Clinical psychologist says it’s important to grieve during coronavirus (COVID-19) crisis

Dr. Donna Rockwell says it’s important to process how life has changed

With people dealing with so much loss during the pandemic, health expert offers advice

DETROIT – Throughout the coronavirus (COVID-19) pandemic, many people are experiencing loss -- the loss of loved ones, of jobs and of life as we knew it.

Our daily routines and the events we look forward to are gone, and it’s important to process how life has changed and the grief we feel as a result, according to clinical psychologist Dr. Donna Rockwell.

“People in life expect to grieve for someone who has passed away or divorce or life change,” Rockwell said. “We’re not used to grieving through something we have no control (over), like a global pandemic.”

Click here to visit Dr. Rockwell’s website.

Rockwell said we process this grief by simply feeling it and realizing we have no control.

“Then, find the things we do have control over,” Rockwell said. “We do have control over whether we can call family members and fell a sense of love over the phone. We do have control over how we can help and pitch in by not going out or by wearing a mask when we do.”

She said when we feel that sense of control, our grief lessens.

“It’s really important to allow ourselves to grieve the life we knew before the pandemic and the life we know,” Rockwell said. “We have to be honest with ourselves.

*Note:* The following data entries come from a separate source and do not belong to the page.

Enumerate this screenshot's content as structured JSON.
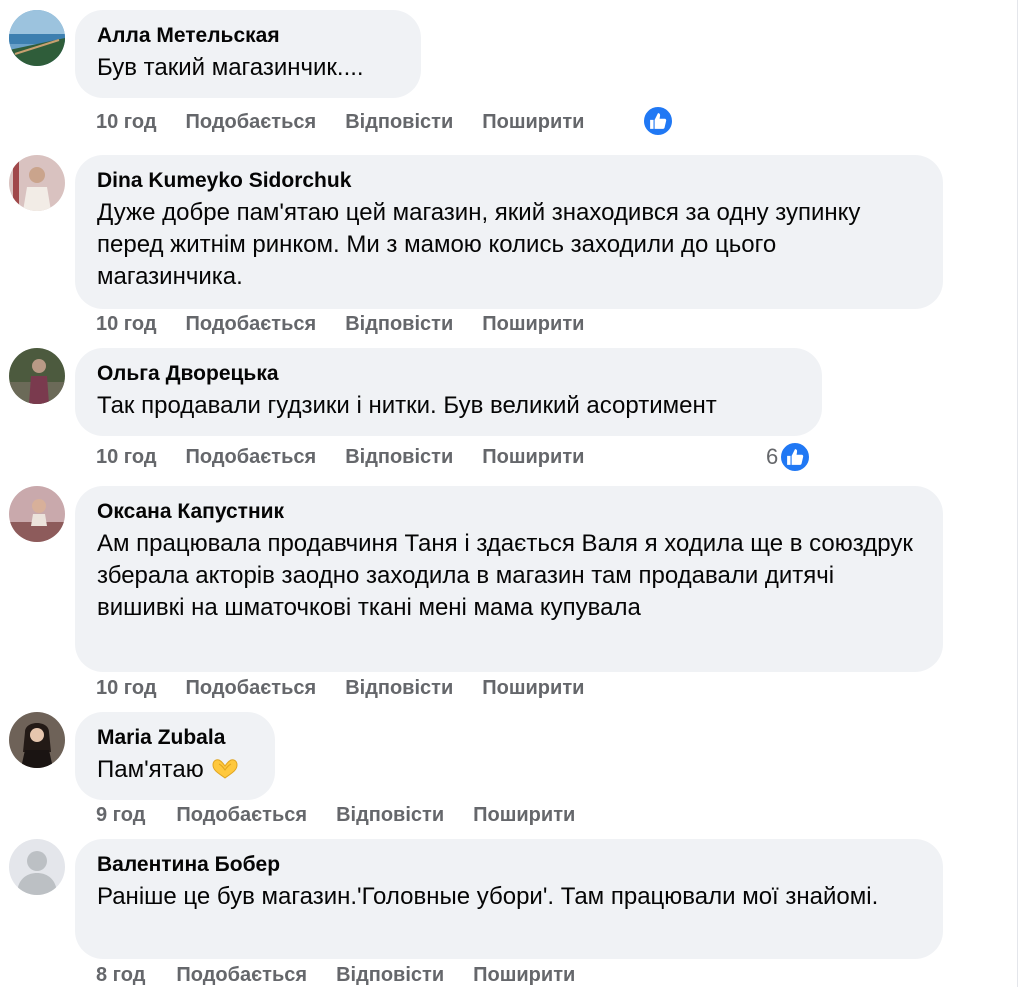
{
  "actions": {
    "like_label": "Подобається",
    "reply_label": "Відповісти",
    "share_label": "Поширити"
  },
  "comments": [
    {
      "author": "Алла Метельская",
      "text": "Був такий магазинчик....",
      "time": "10 год"
    },
    {
      "author": "Dina Kumeyko Sidorchuk",
      "text": "Дуже добре пам'ятаю цей магазин, який знаходився за одну зупинку перед житнім ринком. Ми з мамою колись заходили до цього магазинчика.",
      "time": "10 год"
    },
    {
      "author": "Ольга Дворецька",
      "text": "Так продавали гудзики і нитки. Був великий асортимент",
      "time": "10 год",
      "reaction_count": "6"
    },
    {
      "author": "Оксана Капустник",
      "text": "Ам працювала продавчиня Таня і здається Валя я ходила ще в союздрук зберала акторів заодно заходила в магазин там продавали дитячі вишивкі на шматочкові ткані мені мама купувала",
      "time": "10 год"
    },
    {
      "author": "Maria Zubala",
      "text": "Пам'ятаю",
      "time": "9 год",
      "emoji": "heart-hands"
    },
    {
      "author": "Валентина Бобер",
      "text": "Раніше це був магазин.'Головные убори'. Там працювали мої знайомі.",
      "time": "8 год"
    }
  ],
  "colors": {
    "bubble": "#f0f2f5",
    "meta_text": "#65676b",
    "like_blue": "#2078f4"
  }
}
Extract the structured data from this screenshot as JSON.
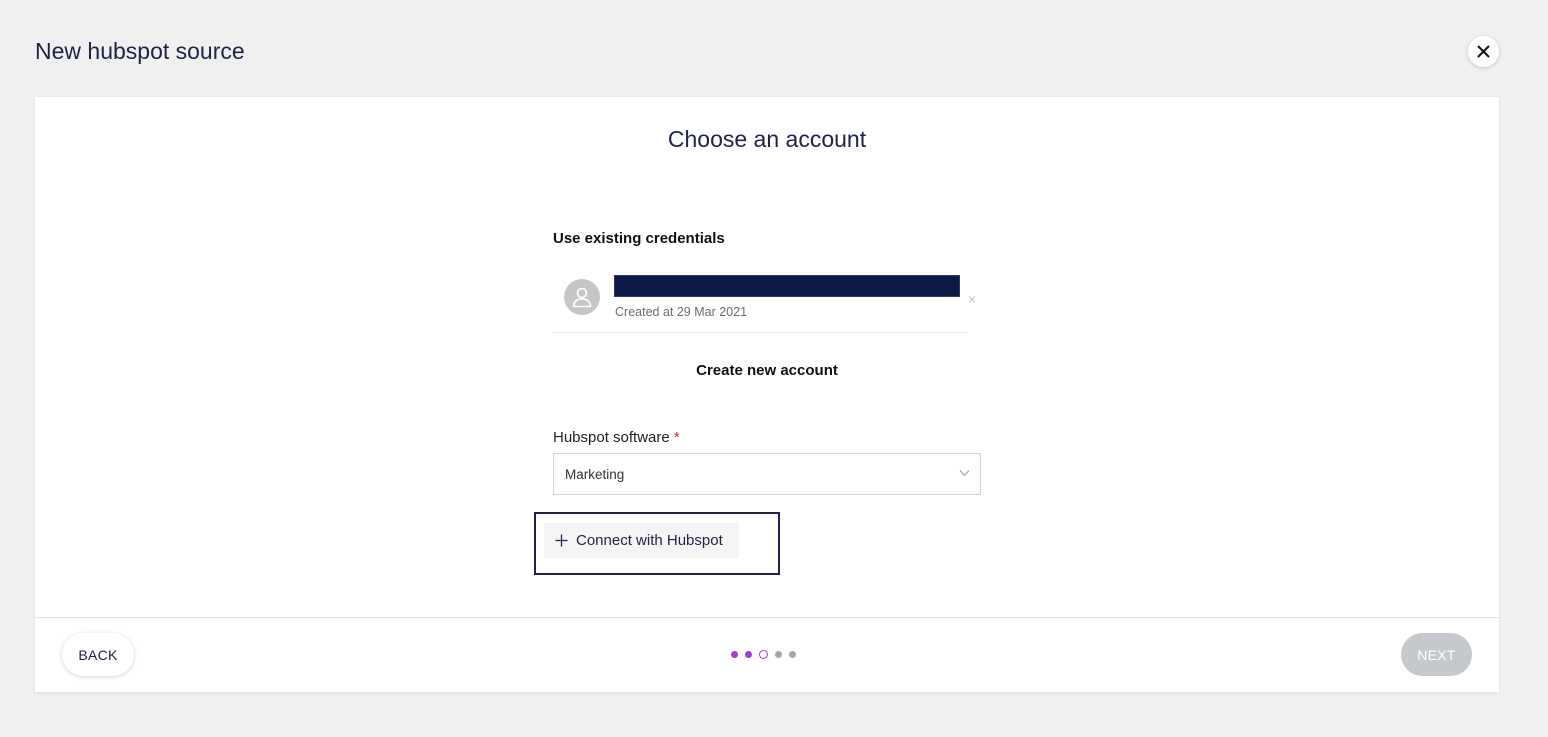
{
  "header": {
    "title": "New hubspot source",
    "close_icon": "close-icon"
  },
  "card": {
    "title": "Choose an account",
    "existing": {
      "label": "Use existing credentials",
      "credentials": [
        {
          "name": "",
          "created": "Created at 29 Mar 2021",
          "remove": "×"
        }
      ]
    },
    "create": {
      "label": "Create new account",
      "software_field": {
        "label": "Hubspot software",
        "required_mark": "*",
        "value": "Marketing"
      },
      "connect_label": "Connect with Hubspot"
    }
  },
  "footer": {
    "back_label": "BACK",
    "next_label": "NEXT",
    "steps": [
      "done",
      "done",
      "current",
      "todo",
      "todo"
    ]
  },
  "colors": {
    "accent": "#9b3fd6",
    "title_text": "#1e2347",
    "redaction": "#0b1a47",
    "next_disabled": "#c5c8cd"
  }
}
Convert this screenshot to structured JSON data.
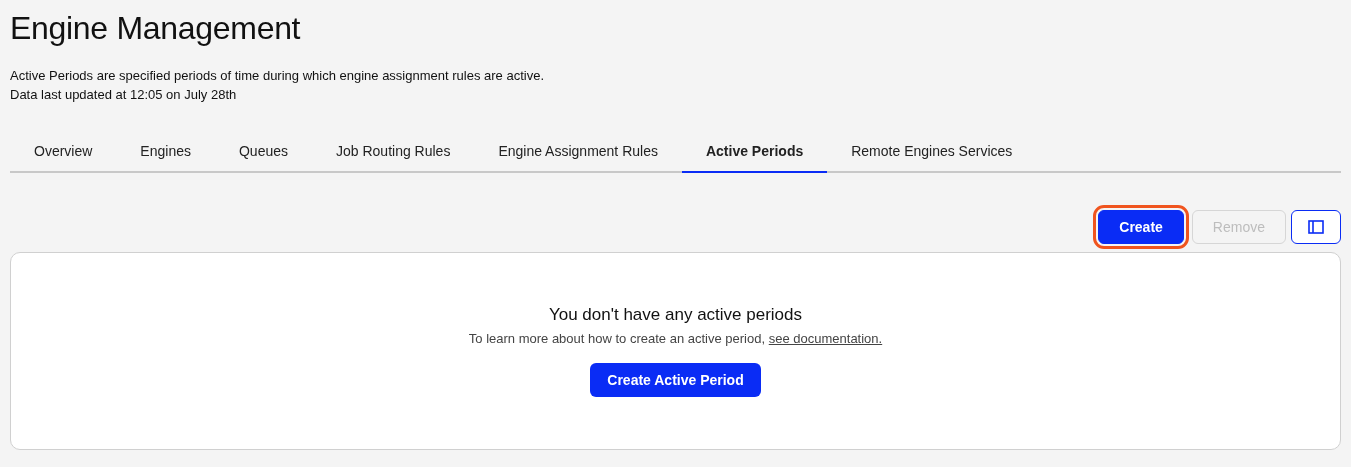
{
  "header": {
    "title": "Engine Management",
    "description": "Active Periods are specified periods of time during which engine assignment rules are active.",
    "updated": "Data last updated at 12:05 on July 28th"
  },
  "tabs": [
    {
      "label": "Overview",
      "selected": false
    },
    {
      "label": "Engines",
      "selected": false
    },
    {
      "label": "Queues",
      "selected": false
    },
    {
      "label": "Job Routing Rules",
      "selected": false
    },
    {
      "label": "Engine Assignment Rules",
      "selected": false
    },
    {
      "label": "Active Periods",
      "selected": true
    },
    {
      "label": "Remote Engines Services",
      "selected": false
    }
  ],
  "toolbar": {
    "buttons": [
      {
        "label": "Create",
        "disabled": false,
        "highlighted": true
      },
      {
        "label": "Remove",
        "disabled": true,
        "highlighted": false
      }
    ]
  },
  "empty_state": {
    "heading": "You don't have any active periods",
    "text": "To learn more about how to create an active period,",
    "link": "see documentation.",
    "button": "Create Active Period"
  }
}
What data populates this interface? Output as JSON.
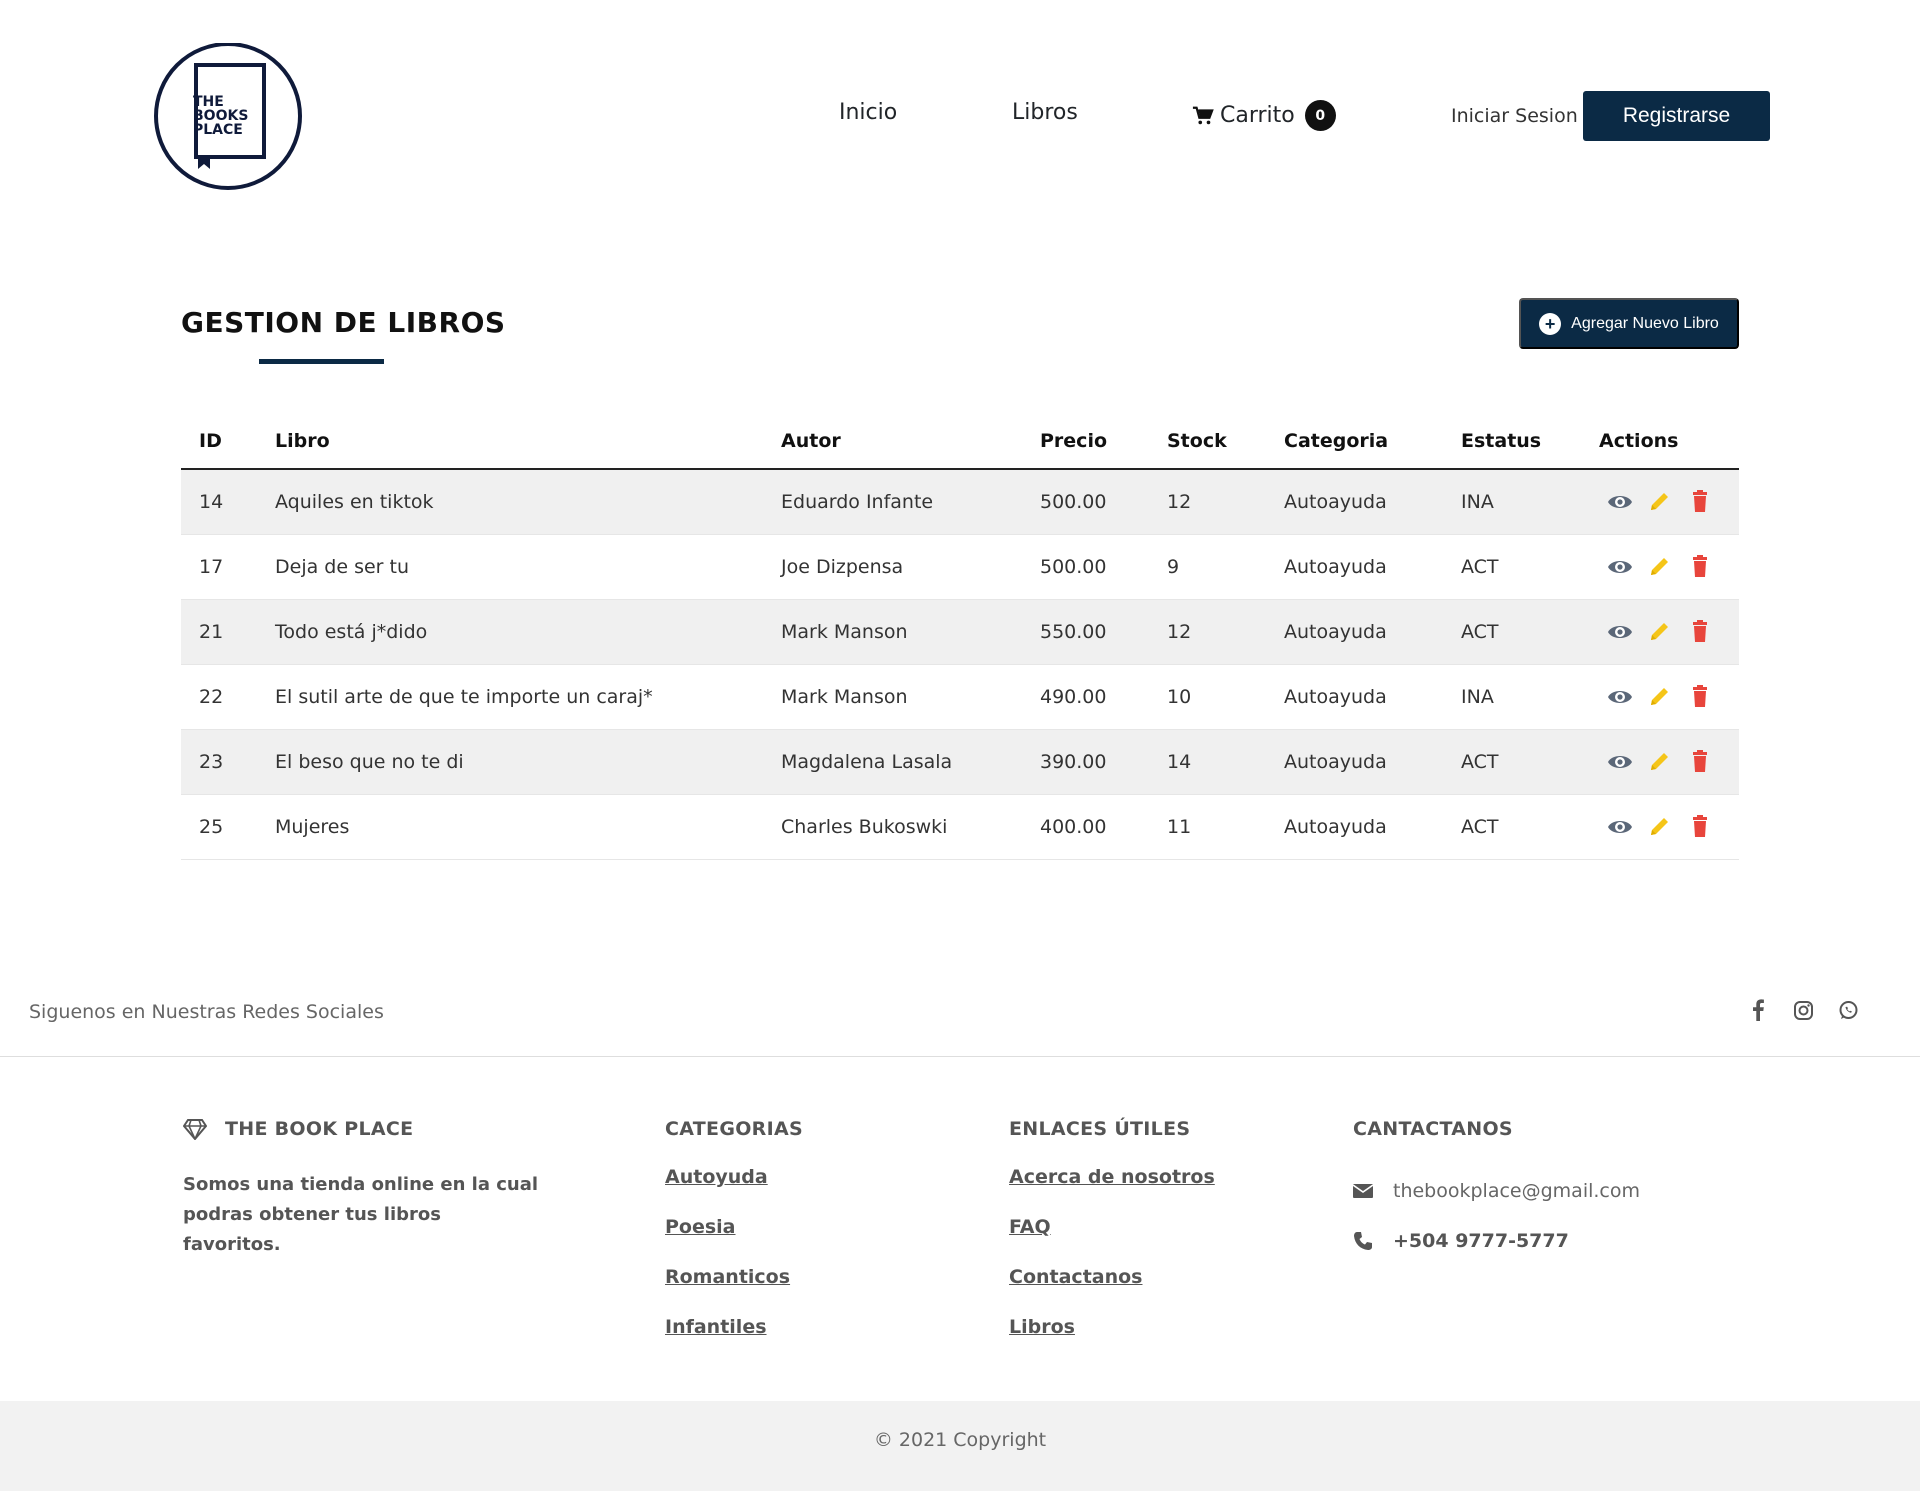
{
  "header": {
    "logo_text": "THE BOOKS PLACE",
    "nav": {
      "inicio": "Inicio",
      "libros": "Libros",
      "carrito": "Carrito",
      "cart_count": "0"
    },
    "login": "Iniciar Sesion",
    "register": "Registrarse"
  },
  "page": {
    "title_light": "GESTION DE ",
    "title_bold": "LIBROS",
    "add_button": "Agregar Nuevo Libro"
  },
  "table": {
    "headers": [
      "ID",
      "Libro",
      "Autor",
      "Precio",
      "Stock",
      "Categoria",
      "Estatus",
      "Actions"
    ],
    "rows": [
      {
        "id": "14",
        "libro": "Aquiles en tiktok",
        "autor": "Eduardo Infante",
        "precio": "500.00",
        "stock": "12",
        "categoria": "Autoayuda",
        "estatus": "INA"
      },
      {
        "id": "17",
        "libro": "Deja de ser tu",
        "autor": "Joe Dizpensa",
        "precio": "500.00",
        "stock": "9",
        "categoria": "Autoayuda",
        "estatus": "ACT"
      },
      {
        "id": "21",
        "libro": "Todo está j*dido",
        "autor": "Mark Manson",
        "precio": "550.00",
        "stock": "12",
        "categoria": "Autoayuda",
        "estatus": "ACT"
      },
      {
        "id": "22",
        "libro": "El sutil arte de que te importe un caraj*",
        "autor": "Mark Manson",
        "precio": "490.00",
        "stock": "10",
        "categoria": "Autoayuda",
        "estatus": "INA"
      },
      {
        "id": "23",
        "libro": "El beso que no te di",
        "autor": "Magdalena Lasala",
        "precio": "390.00",
        "stock": "14",
        "categoria": "Autoayuda",
        "estatus": "ACT"
      },
      {
        "id": "25",
        "libro": "Mujeres",
        "autor": "Charles Bukoswki",
        "precio": "400.00",
        "stock": "11",
        "categoria": "Autoayuda",
        "estatus": "ACT"
      }
    ],
    "action_icons": [
      "eye-icon",
      "pencil-icon",
      "trash-icon"
    ]
  },
  "social": {
    "text": "Siguenos en Nuestras Redes Sociales",
    "icons": [
      "facebook-icon",
      "instagram-icon",
      "whatsapp-icon"
    ]
  },
  "footer": {
    "brand": {
      "heading": "THE BOOK PLACE",
      "description": "Somos una tienda online en la cual podras obtener tus libros favoritos."
    },
    "categories": {
      "heading": "CATEGORIAS",
      "items": [
        "Autoyuda",
        "Poesia",
        "Romanticos",
        "Infantiles"
      ]
    },
    "links": {
      "heading": "ENLACES ÚTILES",
      "items": [
        "Acerca de nosotros",
        "FAQ",
        "Contactanos",
        "Libros"
      ]
    },
    "contact": {
      "heading": "CANTACTANOS",
      "email": "thebookplace@gmail.com",
      "phone": "+504 9777-5777"
    },
    "copyright": "© 2021 Copyright"
  },
  "colors": {
    "primary": "#0b2a45",
    "eye": "#5b6778",
    "pencil": "#f5c518",
    "trash": "#e8453c",
    "stripe": "#f0f0f0"
  }
}
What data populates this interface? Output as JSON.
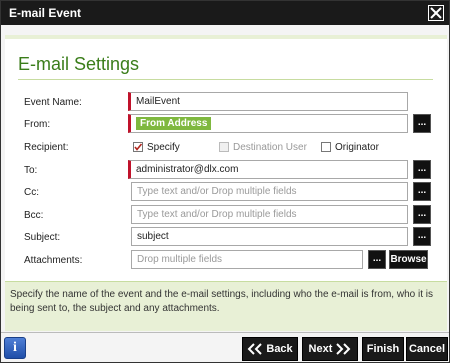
{
  "window": {
    "title": "E-mail Event"
  },
  "section": {
    "heading": "E-mail Settings"
  },
  "fields": {
    "event_name": {
      "label": "Event Name:",
      "value": "MailEvent"
    },
    "from": {
      "label": "From:",
      "chip": "From Address",
      "button": "..."
    },
    "recipient": {
      "label": "Recipient:",
      "options": [
        {
          "label": "Specify",
          "checked": true,
          "disabled": false
        },
        {
          "label": "Destination User",
          "checked": false,
          "disabled": true
        },
        {
          "label": "Originator",
          "checked": false,
          "disabled": false
        }
      ]
    },
    "to": {
      "label": "To:",
      "value": "administrator@dlx.com",
      "button": "..."
    },
    "cc": {
      "label": "Cc:",
      "placeholder": "Type text and/or Drop multiple fields",
      "button": "..."
    },
    "bcc": {
      "label": "Bcc:",
      "placeholder": "Type text and/or Drop multiple fields",
      "button": "..."
    },
    "subject": {
      "label": "Subject:",
      "value": "subject",
      "button": "..."
    },
    "attachments": {
      "label": "Attachments:",
      "placeholder": "Drop multiple fields",
      "button": "...",
      "browse": "Browse"
    }
  },
  "help": {
    "text": "Specify the name of the event and the e-mail settings, including who the e-mail is from, who it is being sent to, the subject and any attachments."
  },
  "footer": {
    "info": "i",
    "back": "Back",
    "next": "Next",
    "finish": "Finish",
    "cancel": "Cancel"
  },
  "colors": {
    "accent_green": "#3a7d1a",
    "required_red": "#c0122b",
    "chip_green": "#7fb83f",
    "help_bg": "#e8f0d6"
  }
}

Two weeks from today we’re not going to get back to the way it was, so it’s really helpful to look for a new normal, what life will look like, how to create the best out of that new life and not hoping for yesterday to return.”

She said we should look out for the negative effects of trauma -- distressing thoughts, emotions and behaviors.

“It’s important to understand thoughts are really not all that weighty,” Rockwell said. “Thoughts can be looked at like passing clouds. The fear thought is coming up and simply notice and let it go. Come back to the present moment of what you’re doing right now, of feeding your child or looking out the window at a beautiful day or taking a walk, but to return our thoughts from the distressing ones back to the present moment.”

Rockwell said one of the things that might change is having stronger and deeper relationships with the people in our lives. Oftentimes we can take people for granted, but this experience will encourage us to feel and express appreciation for each other.

About the Authors:

Kimberly Gill joined the Local 4 News team in November 2014. She was named Personality of the Year in 2009 by the Ohio Broadcaster’s Hall of Fame. She’s also a two-time Emmy winner.

Derick is a Senior Web Producer for ClickOnDetroit and has been with Local 4 News since April 2013. Derick specializes in breaking news, crime and local sports.